Page and application data records
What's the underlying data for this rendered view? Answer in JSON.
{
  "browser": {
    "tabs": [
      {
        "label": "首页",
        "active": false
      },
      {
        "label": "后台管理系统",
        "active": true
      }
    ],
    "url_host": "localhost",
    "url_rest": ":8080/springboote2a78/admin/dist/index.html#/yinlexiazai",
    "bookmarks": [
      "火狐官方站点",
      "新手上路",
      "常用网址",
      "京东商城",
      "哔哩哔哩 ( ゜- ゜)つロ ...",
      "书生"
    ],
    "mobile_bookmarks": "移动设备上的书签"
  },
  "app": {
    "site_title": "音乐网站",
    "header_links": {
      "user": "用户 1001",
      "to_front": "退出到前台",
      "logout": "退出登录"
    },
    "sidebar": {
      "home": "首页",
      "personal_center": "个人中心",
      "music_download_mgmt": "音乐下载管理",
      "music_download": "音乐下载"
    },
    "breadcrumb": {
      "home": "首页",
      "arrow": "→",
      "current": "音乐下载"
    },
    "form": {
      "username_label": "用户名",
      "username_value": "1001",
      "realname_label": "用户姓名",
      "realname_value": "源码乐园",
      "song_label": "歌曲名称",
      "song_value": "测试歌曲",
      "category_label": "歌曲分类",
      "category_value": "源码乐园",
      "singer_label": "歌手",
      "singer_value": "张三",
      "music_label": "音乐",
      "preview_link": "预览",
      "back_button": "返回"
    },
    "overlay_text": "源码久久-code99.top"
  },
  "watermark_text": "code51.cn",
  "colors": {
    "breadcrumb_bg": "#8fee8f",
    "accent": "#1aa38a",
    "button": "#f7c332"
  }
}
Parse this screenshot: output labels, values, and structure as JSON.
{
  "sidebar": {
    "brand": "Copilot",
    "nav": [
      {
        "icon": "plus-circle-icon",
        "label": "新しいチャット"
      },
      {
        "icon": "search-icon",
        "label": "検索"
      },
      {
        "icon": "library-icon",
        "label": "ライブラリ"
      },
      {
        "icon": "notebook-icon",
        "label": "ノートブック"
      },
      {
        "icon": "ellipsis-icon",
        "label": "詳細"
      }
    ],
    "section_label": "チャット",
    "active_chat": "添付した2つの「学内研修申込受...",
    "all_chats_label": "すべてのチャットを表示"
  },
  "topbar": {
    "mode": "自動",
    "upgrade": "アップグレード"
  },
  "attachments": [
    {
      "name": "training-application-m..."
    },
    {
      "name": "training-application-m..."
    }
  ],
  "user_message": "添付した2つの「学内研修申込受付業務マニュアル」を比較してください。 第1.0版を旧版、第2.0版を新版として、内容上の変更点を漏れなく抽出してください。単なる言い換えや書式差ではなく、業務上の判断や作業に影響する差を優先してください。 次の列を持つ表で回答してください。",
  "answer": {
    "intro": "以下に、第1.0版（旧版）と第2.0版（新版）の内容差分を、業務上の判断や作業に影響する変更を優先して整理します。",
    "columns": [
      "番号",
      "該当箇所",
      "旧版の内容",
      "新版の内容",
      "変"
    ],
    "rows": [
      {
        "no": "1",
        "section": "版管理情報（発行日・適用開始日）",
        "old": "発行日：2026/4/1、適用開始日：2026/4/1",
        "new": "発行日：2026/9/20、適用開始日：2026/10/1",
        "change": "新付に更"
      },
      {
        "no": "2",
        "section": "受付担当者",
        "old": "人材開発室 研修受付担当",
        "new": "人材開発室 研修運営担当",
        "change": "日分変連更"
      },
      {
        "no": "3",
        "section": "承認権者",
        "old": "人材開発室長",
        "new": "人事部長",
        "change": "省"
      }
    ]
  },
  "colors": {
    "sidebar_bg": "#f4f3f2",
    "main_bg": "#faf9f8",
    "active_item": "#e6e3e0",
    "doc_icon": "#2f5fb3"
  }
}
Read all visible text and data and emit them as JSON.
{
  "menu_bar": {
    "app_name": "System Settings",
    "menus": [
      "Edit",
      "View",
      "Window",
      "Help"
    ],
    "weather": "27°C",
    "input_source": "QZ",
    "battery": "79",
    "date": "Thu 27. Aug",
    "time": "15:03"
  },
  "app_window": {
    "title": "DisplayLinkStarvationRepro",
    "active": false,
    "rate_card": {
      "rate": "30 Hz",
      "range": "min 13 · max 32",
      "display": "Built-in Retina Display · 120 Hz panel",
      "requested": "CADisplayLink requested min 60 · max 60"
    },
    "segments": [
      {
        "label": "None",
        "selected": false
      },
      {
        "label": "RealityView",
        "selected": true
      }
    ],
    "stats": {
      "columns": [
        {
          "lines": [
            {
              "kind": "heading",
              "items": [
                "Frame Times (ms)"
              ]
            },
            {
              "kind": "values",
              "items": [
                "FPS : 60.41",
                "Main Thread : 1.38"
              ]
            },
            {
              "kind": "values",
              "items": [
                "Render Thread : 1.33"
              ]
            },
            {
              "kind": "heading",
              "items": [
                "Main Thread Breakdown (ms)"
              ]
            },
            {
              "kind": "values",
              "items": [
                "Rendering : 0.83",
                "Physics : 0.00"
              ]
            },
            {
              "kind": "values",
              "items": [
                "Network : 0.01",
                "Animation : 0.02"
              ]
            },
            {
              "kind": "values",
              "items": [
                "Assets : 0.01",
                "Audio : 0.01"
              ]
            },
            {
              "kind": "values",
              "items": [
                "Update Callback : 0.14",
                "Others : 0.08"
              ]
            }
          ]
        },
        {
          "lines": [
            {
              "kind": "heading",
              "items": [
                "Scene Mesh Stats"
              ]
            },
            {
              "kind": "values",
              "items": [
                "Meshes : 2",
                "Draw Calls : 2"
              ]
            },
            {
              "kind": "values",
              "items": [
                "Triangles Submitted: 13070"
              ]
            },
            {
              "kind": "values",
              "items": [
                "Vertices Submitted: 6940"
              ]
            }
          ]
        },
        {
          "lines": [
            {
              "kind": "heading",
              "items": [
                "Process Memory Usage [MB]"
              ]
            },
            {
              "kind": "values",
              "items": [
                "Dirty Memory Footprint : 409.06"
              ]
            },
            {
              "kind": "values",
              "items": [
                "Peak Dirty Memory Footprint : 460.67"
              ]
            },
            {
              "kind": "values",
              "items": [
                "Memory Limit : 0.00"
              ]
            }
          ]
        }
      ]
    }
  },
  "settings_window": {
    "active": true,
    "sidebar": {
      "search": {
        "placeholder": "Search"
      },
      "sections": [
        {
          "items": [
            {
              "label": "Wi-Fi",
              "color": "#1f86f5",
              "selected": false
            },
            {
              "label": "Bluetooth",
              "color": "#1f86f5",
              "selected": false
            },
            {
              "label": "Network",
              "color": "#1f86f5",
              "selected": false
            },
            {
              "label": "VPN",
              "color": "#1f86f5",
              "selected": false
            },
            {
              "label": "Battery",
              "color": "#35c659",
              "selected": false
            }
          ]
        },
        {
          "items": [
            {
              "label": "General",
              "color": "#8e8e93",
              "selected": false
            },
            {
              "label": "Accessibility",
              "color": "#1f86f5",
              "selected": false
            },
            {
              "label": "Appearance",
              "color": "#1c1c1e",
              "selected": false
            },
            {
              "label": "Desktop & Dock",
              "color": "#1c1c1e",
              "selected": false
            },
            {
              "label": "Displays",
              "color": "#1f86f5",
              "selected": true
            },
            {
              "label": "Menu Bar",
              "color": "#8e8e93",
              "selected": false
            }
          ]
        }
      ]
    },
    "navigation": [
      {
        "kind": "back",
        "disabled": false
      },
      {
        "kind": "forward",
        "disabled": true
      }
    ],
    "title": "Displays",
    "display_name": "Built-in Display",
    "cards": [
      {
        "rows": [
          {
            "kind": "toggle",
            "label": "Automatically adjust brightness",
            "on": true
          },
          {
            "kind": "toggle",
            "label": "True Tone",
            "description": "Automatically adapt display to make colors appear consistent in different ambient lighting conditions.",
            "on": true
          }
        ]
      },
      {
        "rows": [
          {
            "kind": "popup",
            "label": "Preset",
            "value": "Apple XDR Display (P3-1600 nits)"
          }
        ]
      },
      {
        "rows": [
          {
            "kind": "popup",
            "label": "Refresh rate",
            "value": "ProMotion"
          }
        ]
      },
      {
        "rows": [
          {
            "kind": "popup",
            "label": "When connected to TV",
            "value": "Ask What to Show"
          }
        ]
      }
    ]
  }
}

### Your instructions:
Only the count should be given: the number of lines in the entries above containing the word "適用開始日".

### Output below:
3